But now, a week after it launched, the cracks are starting to show. Some people familiar with Straight Talk believed that the service — via MVNO (mobile virtual network operator) — throttled users after a certain point. What they weren’t clear about, however, was what the tipping point is. According to Mashable, there’s now more clarity: The threshold is 2GB — which pretty measly in this hi-traffic, streaming, cloud-computing era. After users hit that mark, they get throttled back to the Stone Age, i.e. sub-2G speeds. While technically, it might still barely count as unlimited, that would have to be a pretty loose definition. At those speeds, it’s practically impossible to do anything.

Now, I’m not against plans that throttle — there’s a place for discount options like these — but the obfuscation is ridiculous, and that’s partly because it’s so commonplace. Walmart isn’t the only provider that promotes one thing while sneaking in restrictions that practically eradicate it, and that makes it tough for shoppers to make informed choices.

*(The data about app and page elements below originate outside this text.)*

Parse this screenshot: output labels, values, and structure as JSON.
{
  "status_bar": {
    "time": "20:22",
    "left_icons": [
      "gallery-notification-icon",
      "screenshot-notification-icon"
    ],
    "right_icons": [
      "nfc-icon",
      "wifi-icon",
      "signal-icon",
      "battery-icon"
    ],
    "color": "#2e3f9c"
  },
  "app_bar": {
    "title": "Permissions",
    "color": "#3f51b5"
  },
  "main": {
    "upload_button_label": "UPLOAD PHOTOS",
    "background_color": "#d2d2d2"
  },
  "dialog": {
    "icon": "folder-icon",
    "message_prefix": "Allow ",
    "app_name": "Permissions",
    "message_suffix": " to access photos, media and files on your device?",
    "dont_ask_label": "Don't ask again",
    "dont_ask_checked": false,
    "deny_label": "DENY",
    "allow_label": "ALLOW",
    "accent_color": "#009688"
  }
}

If you’re a budget iPhone 5 shopper with ready access to Wifi or very light data needs, Walmart’s deal might still be worth your while. But anyone else who actually needs unlimited text and data from their unlimited data may want to look elsewhere.

 

UPDATE: A Straight Talk representative emailed us in response to this post:

“The few customers who experience throttling of their data service are engaged (knowingly or unknowingly) in one or more prohibited uses. Two examples of the most common prohibited uses are tethering the phone to other devices to access the internet or continuous video streaming. The vast majority of Straight Talk customers have no complaints about or issues with its data service.”

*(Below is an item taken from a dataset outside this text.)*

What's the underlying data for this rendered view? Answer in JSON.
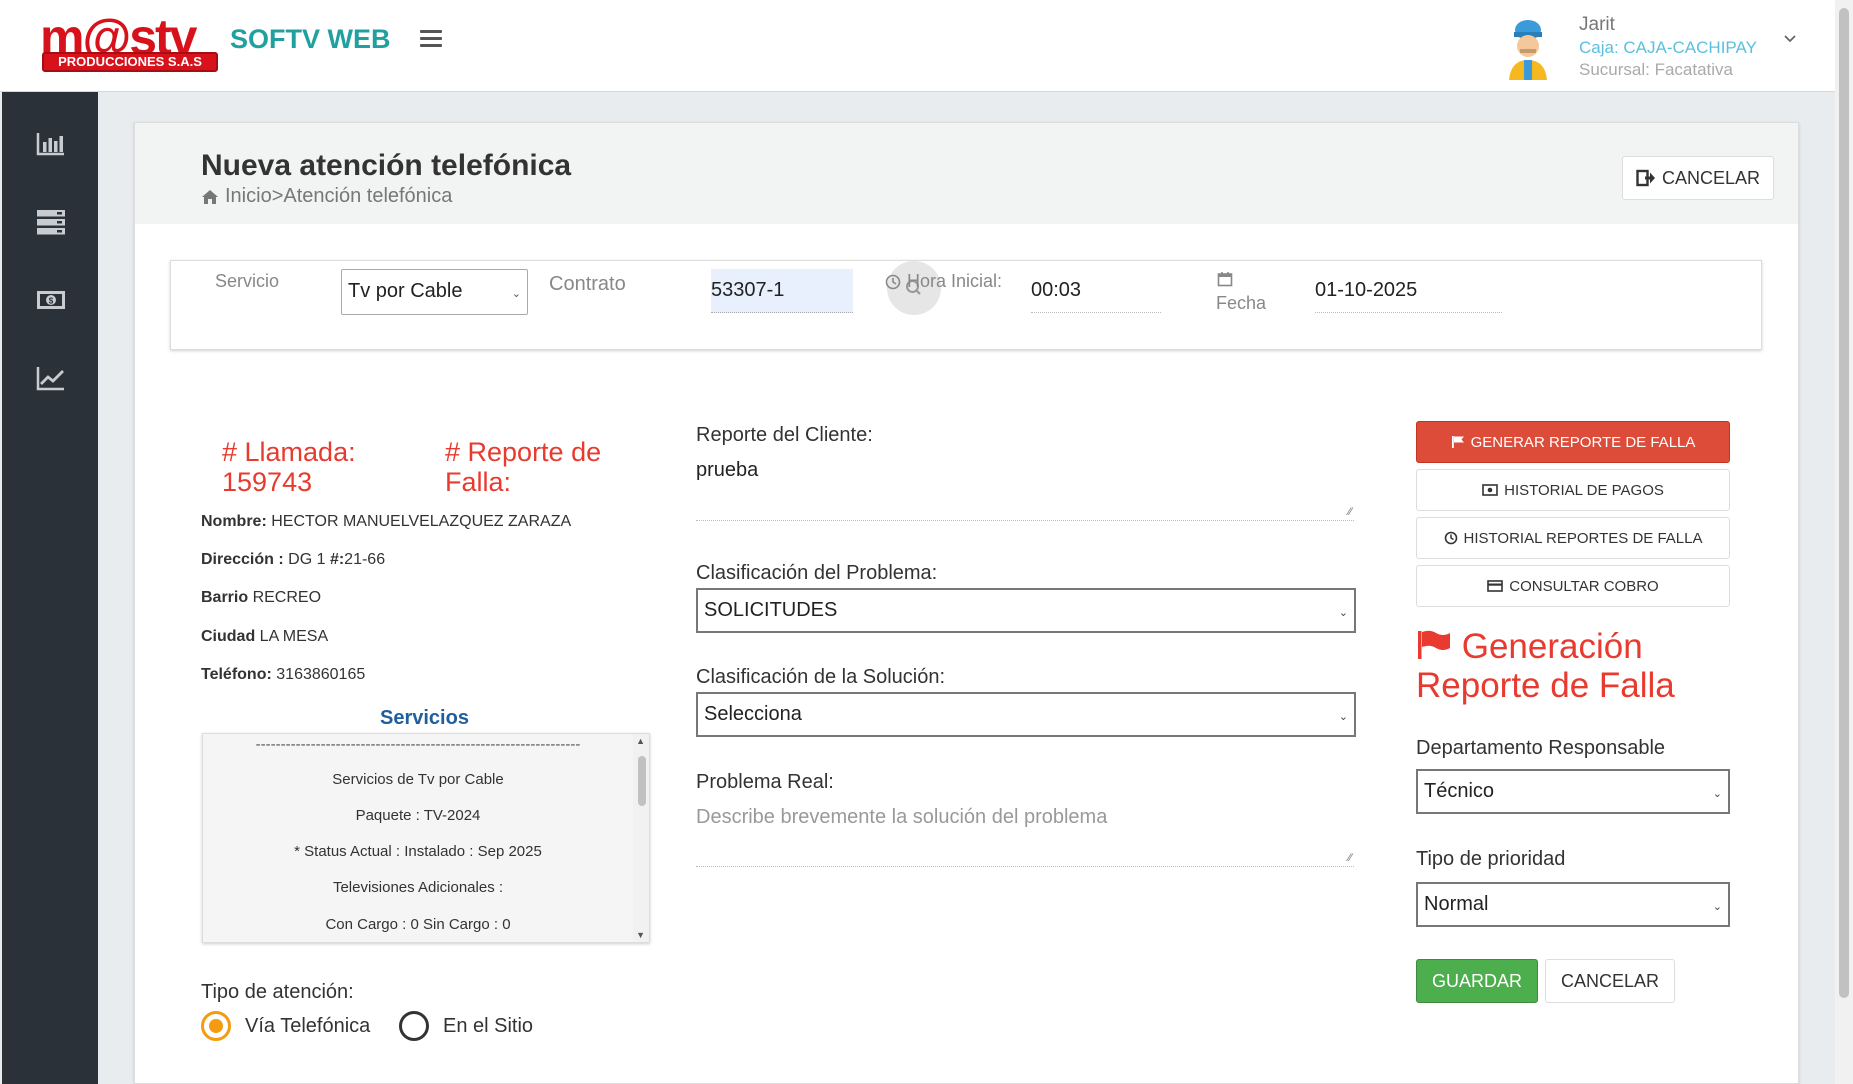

The rep, who prefers to remain anonymous, denied that there is a universal threshold that applies to all users. That doesn’t mean there’s no throttling, just that it happens on a case-by-case basis:

“Straight Talk monitors its customers’ data usage patterns to detect users in violation of terms and conditions in order to ensure that all customers enjoy a quality experience. For that reason, they do not have fixed thresholds for throttling. Rather, they are continuously monitoring use and will adjust thresholds as necessary in order to maximize all of its customers’ experience.

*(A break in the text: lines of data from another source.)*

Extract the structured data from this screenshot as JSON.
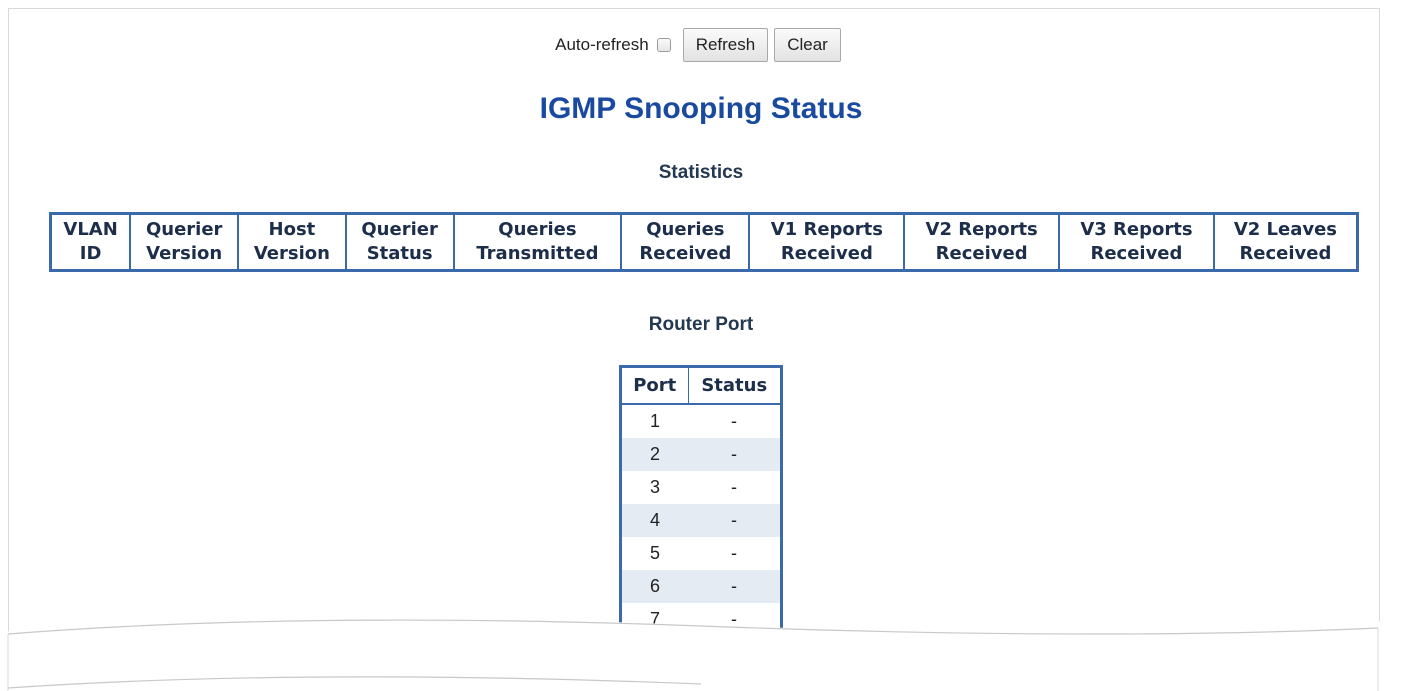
{
  "toolbar": {
    "auto_refresh_label": "Auto-refresh",
    "refresh_label": "Refresh",
    "clear_label": "Clear"
  },
  "page_title": "IGMP Snooping Status",
  "statistics": {
    "heading": "Statistics",
    "columns": [
      "VLAN\nID",
      "Querier\nVersion",
      "Host\nVersion",
      "Querier\nStatus",
      "Queries\nTransmitted",
      "Queries\nReceived",
      "V1 Reports\nReceived",
      "V2 Reports\nReceived",
      "V3 Reports\nReceived",
      "V2 Leaves\nReceived"
    ]
  },
  "router_port": {
    "heading": "Router Port",
    "columns": [
      "Port",
      "Status"
    ],
    "rows": [
      {
        "port": "1",
        "status": "-"
      },
      {
        "port": "2",
        "status": "-"
      },
      {
        "port": "3",
        "status": "-"
      },
      {
        "port": "4",
        "status": "-"
      },
      {
        "port": "5",
        "status": "-"
      },
      {
        "port": "6",
        "status": "-"
      },
      {
        "port": "7",
        "status": "-"
      }
    ]
  }
}
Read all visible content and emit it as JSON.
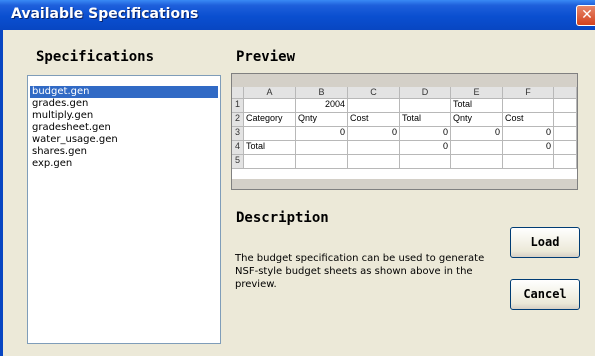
{
  "window": {
    "title": "Available Specifications",
    "close_glyph": "✕"
  },
  "specifications": {
    "heading": "Specifications",
    "items": [
      {
        "label": "budget.gen",
        "selected": true
      },
      {
        "label": "grades.gen",
        "selected": false
      },
      {
        "label": "multiply.gen",
        "selected": false
      },
      {
        "label": "gradesheet.gen",
        "selected": false
      },
      {
        "label": "water_usage.gen",
        "selected": false
      },
      {
        "label": "shares.gen",
        "selected": false
      },
      {
        "label": "exp.gen",
        "selected": false
      }
    ]
  },
  "preview": {
    "heading": "Preview",
    "columns": [
      "",
      "A",
      "B",
      "C",
      "D",
      "E",
      "F"
    ],
    "rows": [
      [
        "1",
        "",
        "2004",
        "",
        "",
        "Total",
        ""
      ],
      [
        "2",
        "Category",
        "Qnty",
        "Cost",
        "Total",
        "Qnty",
        "Cost"
      ],
      [
        "3",
        "",
        "0",
        "0",
        "0",
        "0",
        "0"
      ],
      [
        "4",
        "Total",
        "",
        "",
        "0",
        "",
        "0"
      ],
      [
        "5",
        "",
        "",
        "",
        "",
        "",
        ""
      ]
    ]
  },
  "description": {
    "heading": "Description",
    "text": "The budget specification can be used to generate NSF-style budget sheets as shown above in the preview."
  },
  "buttons": {
    "load": "Load",
    "cancel": "Cancel"
  },
  "colors": {
    "titlebar": "#0846c2",
    "selection": "#316ac5",
    "dialog_bg": "#ece9d8"
  }
}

“Customers engaged in a prohibited use will receive a warning and they have an opportunity to troubleshoot their usage patterns to identify and correct any problems. If problems are identified, customers will be given recommendations to improve their data experience (for example, for continuous video streaming, they will be advised to use Wi-Fi where available).”

If you’re a power user who needs to tether or stream a lot of content, you’ll want to take particular note of this. And it doesn’t hurt to check out Straight Talk’s Terms and Conditions, to make sure your needs are covered.